━━━ Data extracts ━━━

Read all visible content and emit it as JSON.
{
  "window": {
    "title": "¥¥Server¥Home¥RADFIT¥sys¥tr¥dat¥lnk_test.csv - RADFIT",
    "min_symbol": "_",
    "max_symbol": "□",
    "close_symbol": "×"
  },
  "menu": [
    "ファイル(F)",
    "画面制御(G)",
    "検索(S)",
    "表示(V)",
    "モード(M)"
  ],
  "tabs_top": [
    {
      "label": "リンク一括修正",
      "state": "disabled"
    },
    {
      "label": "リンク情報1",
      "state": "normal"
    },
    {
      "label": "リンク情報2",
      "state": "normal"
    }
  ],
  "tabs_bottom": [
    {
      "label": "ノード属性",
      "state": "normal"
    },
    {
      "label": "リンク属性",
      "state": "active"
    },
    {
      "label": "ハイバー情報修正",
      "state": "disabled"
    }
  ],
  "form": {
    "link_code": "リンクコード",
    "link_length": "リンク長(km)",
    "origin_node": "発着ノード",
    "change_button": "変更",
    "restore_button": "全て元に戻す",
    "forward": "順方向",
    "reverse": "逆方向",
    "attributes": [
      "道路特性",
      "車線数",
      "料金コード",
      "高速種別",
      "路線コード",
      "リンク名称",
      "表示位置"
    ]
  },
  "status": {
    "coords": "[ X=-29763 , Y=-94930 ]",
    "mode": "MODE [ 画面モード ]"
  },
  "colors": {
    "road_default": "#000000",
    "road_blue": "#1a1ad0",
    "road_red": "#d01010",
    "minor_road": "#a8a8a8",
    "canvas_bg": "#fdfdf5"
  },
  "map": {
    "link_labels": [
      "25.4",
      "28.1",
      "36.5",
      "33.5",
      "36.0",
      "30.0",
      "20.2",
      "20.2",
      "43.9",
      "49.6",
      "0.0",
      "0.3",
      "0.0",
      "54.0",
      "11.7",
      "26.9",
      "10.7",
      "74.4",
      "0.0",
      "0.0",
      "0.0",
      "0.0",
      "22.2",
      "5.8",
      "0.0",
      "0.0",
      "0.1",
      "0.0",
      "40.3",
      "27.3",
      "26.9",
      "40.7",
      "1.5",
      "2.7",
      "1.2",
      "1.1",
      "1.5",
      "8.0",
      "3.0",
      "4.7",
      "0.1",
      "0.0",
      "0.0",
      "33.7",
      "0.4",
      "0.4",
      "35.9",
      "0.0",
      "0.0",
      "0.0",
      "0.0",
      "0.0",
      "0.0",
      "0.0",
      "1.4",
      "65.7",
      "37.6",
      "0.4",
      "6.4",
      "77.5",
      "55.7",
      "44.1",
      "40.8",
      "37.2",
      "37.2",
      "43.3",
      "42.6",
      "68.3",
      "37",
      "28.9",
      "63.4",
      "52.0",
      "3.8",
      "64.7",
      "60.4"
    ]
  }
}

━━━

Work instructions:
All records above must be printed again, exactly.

Exercise response:
Read all visible content and emit it as JSON.
{
  "window": {
    "title": "¥¥Server¥Home¥RADFIT¥sys¥tr¥dat¥lnk_test.csv - RADFIT",
    "min_symbol": "_",
    "max_symbol": "□",
    "close_symbol": "×"
  },
  "menu": [
    "ファイル(F)",
    "画面制御(G)",
    "検索(S)",
    "表示(V)",
    "モード(M)"
  ],
  "tabs_top": [
    {
      "label": "リンク一括修正",
      "state": "disabled"
    },
    {
      "label": "リンク情報1",
      "state": "normal"
    },
    {
      "label": "リンク情報2",
      "state": "normal"
    }
  ],
  "tabs_bottom": [
    {
      "label": "ノード属性",
      "state": "normal"
    },
    {
      "label": "リンク属性",
      "state": "active"
    },
    {
      "label": "ハイバー情報修正",
      "state": "disabled"
    }
  ],
  "form": {
    "link_code": "リンクコード",
    "link_length": "リンク長(km)",
    "origin_node": "発着ノード",
    "change_button": "変更",
    "restore_button": "全て元に戻す",
    "forward": "順方向",
    "reverse": "逆方向",
    "attributes": [
      "道路特性",
      "車線数",
      "料金コード",
      "高速種別",
      "路線コード",
      "リンク名称",
      "表示位置"
    ]
  },
  "status": {
    "coords": "[ X=-29763 , Y=-94930 ]",
    "mode": "MODE [ 画面モード ]"
  },
  "colors": {
    "road_default": "#000000",
    "road_blue": "#1a1ad0",
    "road_red": "#d01010",
    "minor_road": "#a8a8a8",
    "canvas_bg": "#fdfdf5"
  },
  "map": {
    "link_labels": [
      "25.4",
      "28.1",
      "36.5",
      "33.5",
      "36.0",
      "30.0",
      "20.2",
      "20.2",
      "43.9",
      "49.6",
      "0.0",
      "0.3",
      "0.0",
      "54.0",
      "11.7",
      "26.9",
      "10.7",
      "74.4",
      "0.0",
      "0.0",
      "0.0",
      "0.0",
      "22.2",
      "5.8",
      "0.0",
      "0.0",
      "0.1",
      "0.0",
      "40.3",
      "27.3",
      "26.9",
      "40.7",
      "1.5",
      "2.7",
      "1.2",
      "1.1",
      "1.5",
      "8.0",
      "3.0",
      "4.7",
      "0.1",
      "0.0",
      "0.0",
      "33.7",
      "0.4",
      "0.4",
      "35.9",
      "0.0",
      "0.0",
      "0.0",
      "0.0",
      "0.0",
      "0.0",
      "0.0",
      "1.4",
      "65.7",
      "37.6",
      "0.4",
      "6.4",
      "77.5",
      "55.7",
      "44.1",
      "40.8",
      "37.2",
      "37.2",
      "43.3",
      "42.6",
      "68.3",
      "37",
      "28.9",
      "63.4",
      "52.0",
      "3.8",
      "64.7",
      "60.4"
    ]
  }
}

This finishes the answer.